> **Task item**:
Using the records that follow, work out how many lines hold the string "phone" and provide that number only.

====== Extracted entries

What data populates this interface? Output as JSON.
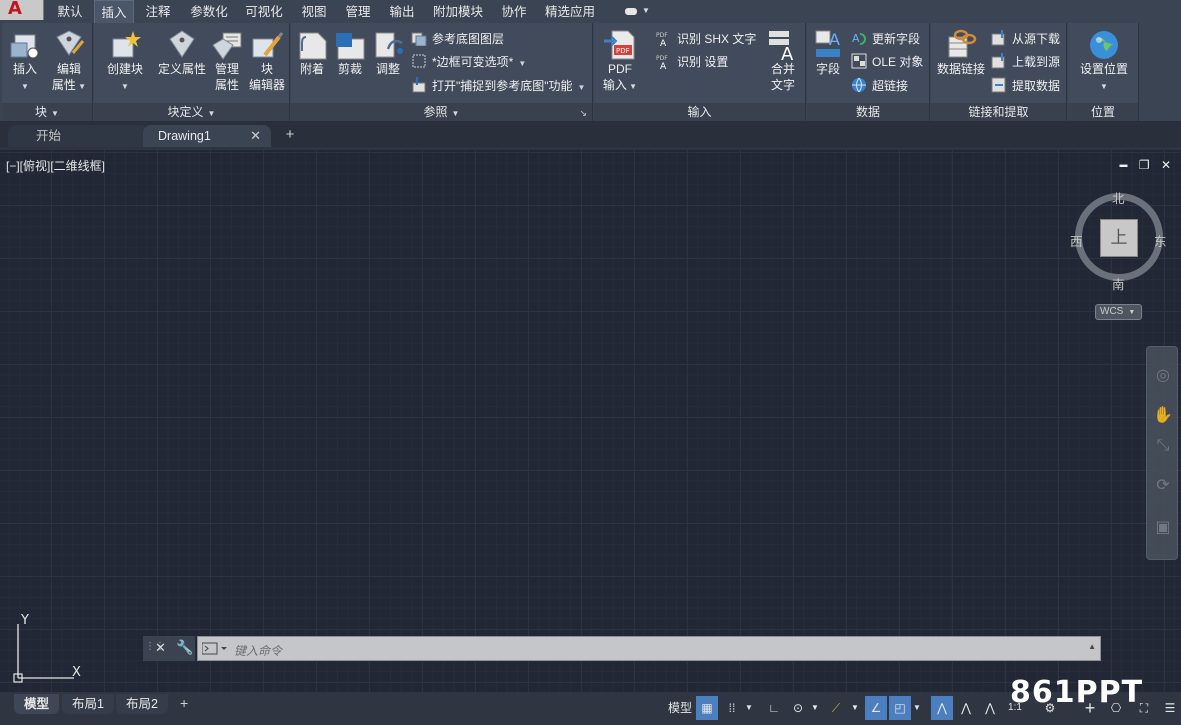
{
  "menu_tabs": [
    "默认",
    "插入",
    "注释",
    "参数化",
    "可视化",
    "视图",
    "管理",
    "输出",
    "附加模块",
    "协作",
    "精选应用"
  ],
  "active_menu_tab": "插入",
  "ribbon": {
    "block": {
      "title": "块",
      "insert": "插入",
      "edit_attr_1": "编辑",
      "edit_attr_2": "属性"
    },
    "block_def": {
      "title": "块定义",
      "create_block": "创建块",
      "define_attr": "定义属性",
      "manage_attr_1": "管理",
      "manage_attr_2": "属性",
      "block_editor_1": "块",
      "block_editor_2": "编辑器"
    },
    "reference": {
      "title": "参照",
      "attach": "附着",
      "clip": "剪裁",
      "adjust": "调整",
      "underlay_layers": "参考底图图层",
      "frames": "*边框可变选项*",
      "snap_underlay": "打开\"捕捉到参考底图\"功能"
    },
    "import": {
      "title": "输入",
      "pdf_1": "PDF",
      "pdf_2": "输入",
      "recognize_shx": "识别 SHX 文字",
      "recognize_settings": "识别 设置",
      "combine_1": "合并",
      "combine_2": "文字"
    },
    "data": {
      "title": "数据",
      "field": "字段",
      "update_fields": "更新字段",
      "ole_object": "OLE 对象",
      "hyperlink": "超链接"
    },
    "linking": {
      "title": "链接和提取",
      "data_link": "数据链接",
      "download_source": "从源下载",
      "upload_source": "上载到源",
      "extract_data": "提取数据"
    },
    "location": {
      "title": "位置",
      "set_location": "设置位置"
    }
  },
  "file_tabs": {
    "start": "开始",
    "drawing": "Drawing1",
    "close": "✕",
    "add": "+"
  },
  "viewport": {
    "label": "[−][俯视][二维线框]",
    "minimize": "▬",
    "restore": "❐",
    "close": "✕"
  },
  "viewcube": {
    "north": "北",
    "south": "南",
    "west": "西",
    "east": "东",
    "face": "上",
    "wcs": "WCS"
  },
  "ucs": {
    "y": "Y",
    "x": "X"
  },
  "command_line": {
    "placeholder": "键入命令"
  },
  "layout_tabs": {
    "model": "模型",
    "layout1": "布局1",
    "layout2": "布局2",
    "add": "+"
  },
  "status": {
    "model": "模型",
    "scale": "1:1"
  },
  "watermark": "861PPT",
  "colors": {
    "background": "#212734",
    "ribbon": "#414b5b",
    "accent_blue": "#4b7fc0",
    "app_red": "#c0141e"
  }
}
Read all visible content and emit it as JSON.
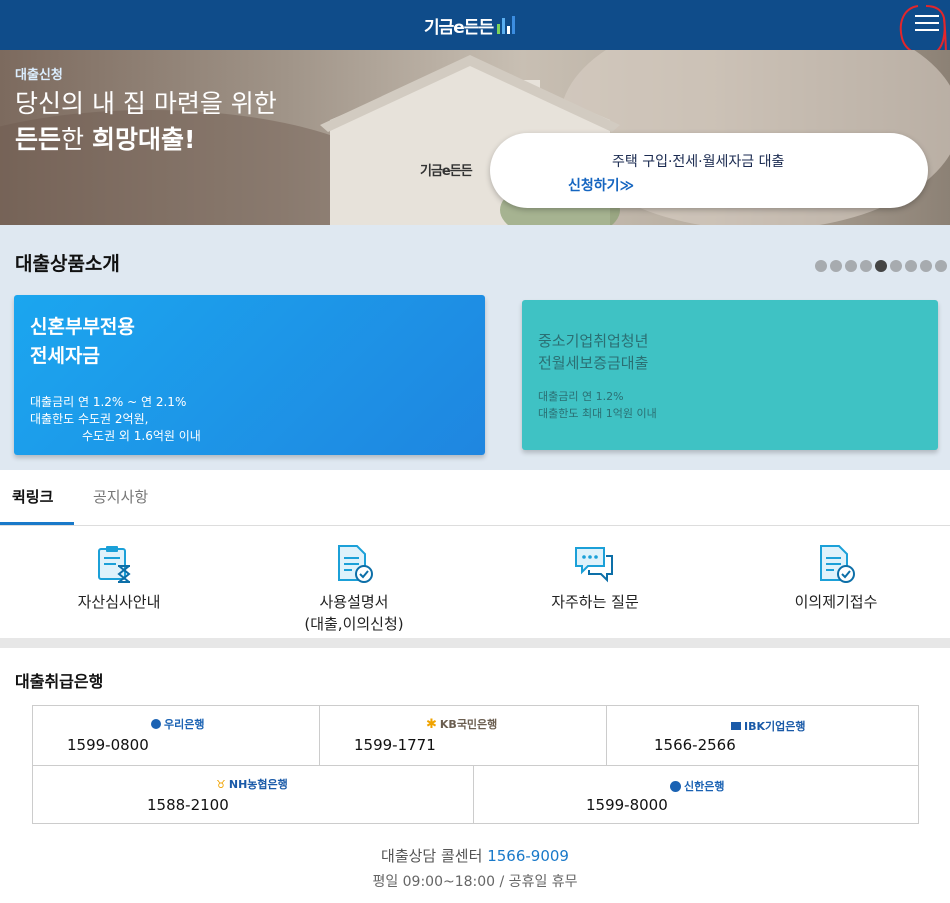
{
  "header": {
    "logo_text": "기금e든든",
    "menu_icon": "hamburger-menu-icon",
    "brand_color": "#0f4c8a"
  },
  "hero": {
    "tag": "대출신청",
    "line1": "당신의 내 집 마련을 위한",
    "line2_a": "든든",
    "line2_b": "한 ",
    "line2_c": "희망대출!",
    "house_logo": "기금e든든",
    "card_title": "주택 구입·전세·월세자금 대출",
    "card_link": "신청하기≫"
  },
  "products": {
    "title": "대출상품소개",
    "dots_total": 9,
    "dots_active_index": 4,
    "cards": [
      {
        "name_line1": "신혼부부전용",
        "name_line2": "전세자금",
        "info_line1": "대출금리 연 1.2% ~ 연 2.1%",
        "info_line2": "대출한도 수도권 2억원,",
        "info_line3": "수도권 외 1.6억원 이내"
      },
      {
        "name_line1": "중소기업취업청년",
        "name_line2": "전월세보증금대출",
        "info_line1": "대출금리 연 1.2%",
        "info_line2": "대출한도 최대 1억원 이내"
      }
    ]
  },
  "tabs": [
    {
      "label": "퀵링크",
      "active": true
    },
    {
      "label": "공지사항",
      "active": false
    }
  ],
  "quick_links": [
    {
      "label": "자산심사안내",
      "icon": "clipboard-hourglass-icon"
    },
    {
      "label": "사용설명서",
      "label2": "(대출,이의신청)",
      "icon": "document-check-icon"
    },
    {
      "label": "자주하는 질문",
      "icon": "chat-bubbles-icon"
    },
    {
      "label": "이의제기접수",
      "icon": "document-check-icon"
    }
  ],
  "banks": {
    "title": "대출취급은행",
    "items": [
      {
        "name": "우리은행",
        "phone": "1599-0800",
        "color": "#1a62b3"
      },
      {
        "name": "KB국민은행",
        "phone": "1599-1771",
        "color": "#f0a300"
      },
      {
        "name": "IBK기업은행",
        "phone": "1566-2566",
        "color": "#1a5aa8"
      },
      {
        "name": "NH농협은행",
        "phone": "1588-2100",
        "color": "#1a5aa8"
      },
      {
        "name": "신한은행",
        "phone": "1599-8000",
        "color": "#1a62b3"
      }
    ]
  },
  "footer": {
    "callcenter_label": "대출상담 콜센터",
    "callcenter_number": "1566-9009",
    "hours": "평일 09:00~18:00 / 공휴일 휴무"
  }
}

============

> **Task solution**:
5